“I would say the Enigma from Gábor Kiss, because that Gábor is a top bloke. I’ve known him for ages, from the first Etyek Pincefesztivál. It was the very beginning of everything. Last time with the family, we had the 2015 Enigma but I also like his ‘every day’ wines, the 364s. When Christmas comes, one doesn’t choose a wine in an objective way. We drink the wine made by those who we like. We have an Italianate huge family with lots of kids, and everybody is trying to grab the armchair – whoever sits on it first has it. And if the celebration runs the Italian way, it has to be red wine. On top of that, because there is a lot of damage done by game animals, the local hunting society pay their debt in flesh. For the Christmas game dishes, a big Merlot like the Enigma is perfect.” 





“I really love Hárslevelű. At the moment I can’t even see any non-local white grape varieties that give nice grapes and flavoursome wines everywhere. People should work with it in a lot of other places. I have a friend, Ádám Molnár, who at Bardon in Erdőbénye deals with this variety in such a way that it shows its most beautiful aspects for me. We’ve been friends for a couple of years, but not for as long as we could have been: he is a fellow countryman, he lives in Eger but makes wine in Tokaj, but as we also learnt, we went to the same school, and we both worked in New Zealand. We just didn’t happen to bump into each other anywhere. However, since we did, I’m on the best of terms with him and with his Hárslevelű. That’s what we are going to open at Christmas.”





“Christmas for us is a holiday that we always celebrate in a small family circle. Katus cooks something special, surprises me with it, not the kids because they are with her all through the preparations helping her. The last time, my son Gergő made the pudding. For Katus’ birthday, my brother András brought along a bottle of Kreinbacher Rosé sparkling wine. I loved its nice, restrained elegance, and the harmony between fruit and maturity. It’s incredible what fine lees can do. We also seek the balance of this in our wines and this kind of sparkling wine experience strengthens the conviction that we shall follow on this road.”

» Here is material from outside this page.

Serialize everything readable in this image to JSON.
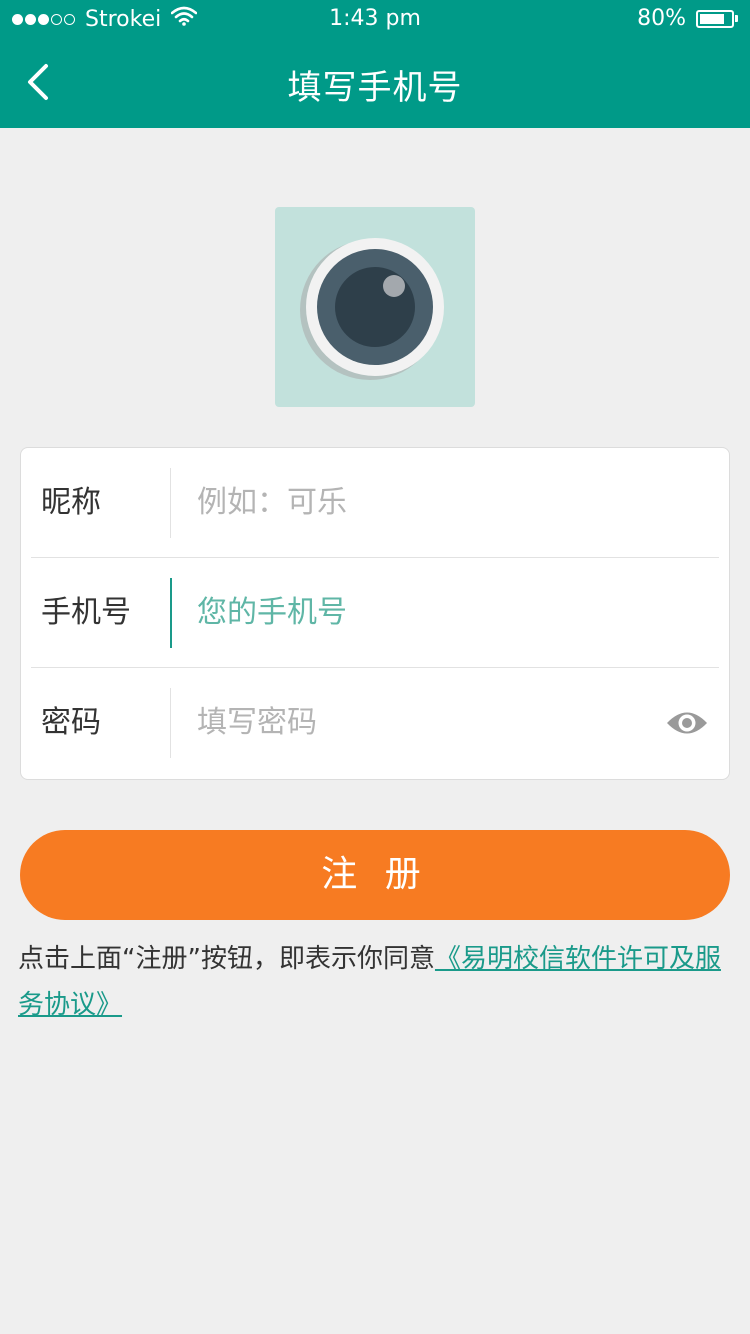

“Exciting volcanic smokiness and minerality. The reason why I chose this wine is because they also base their sparkling winemaking on a local variety. We Tokaj winemakers are experimenting with a similar thing: our wine region starts from Furmint and Hárslevelű when we deal with traditional method sparkling wine. Of course, the topsoil is different in Sicily, there it’s lava sand, while here it’s a more mature, clayish, deeper soil, but the idea is the same. I often found parallels between the sparkling wines of Planeta and our estate: local varieties, local flavours, a family winery where traditional method sparkling winemaking started recently. And my personal connection is that I love hills and travelling. The mountain tops of Italy are my most favoured destinations, and Etna is the next hill I have to climb in next year.”



ZOLTÁN PRISZTAVOK Kreinbacher Birtok


“It would be strange if I recommended anything else for the holidays: of course it’s got to be a traditional method sparkling wine. And if it’s a traditional method sparkling wine, then it’s Ottó Légli’s. We like him as a winemaker, we like his sparkling wine, and the way he’s dealt with the whole bubble culture since the beginning. Slowly, the possibility of disgorging more mature, aged wines is coming along for us. We’re experimenting with it as well, and the first vintage traditional method sparkling wines of the Sauskas from Tokaj are being made, also Ottó Léglis’ from Balaton. More and more serious quality is being created. The Léglis’ 48-month sparkling wine is being made, we are sure to open one bottle of that as well. My partner deals with caviar, I deal with traditional method sparkling wine. It’s not even a question what the festive menu will be like at ours.”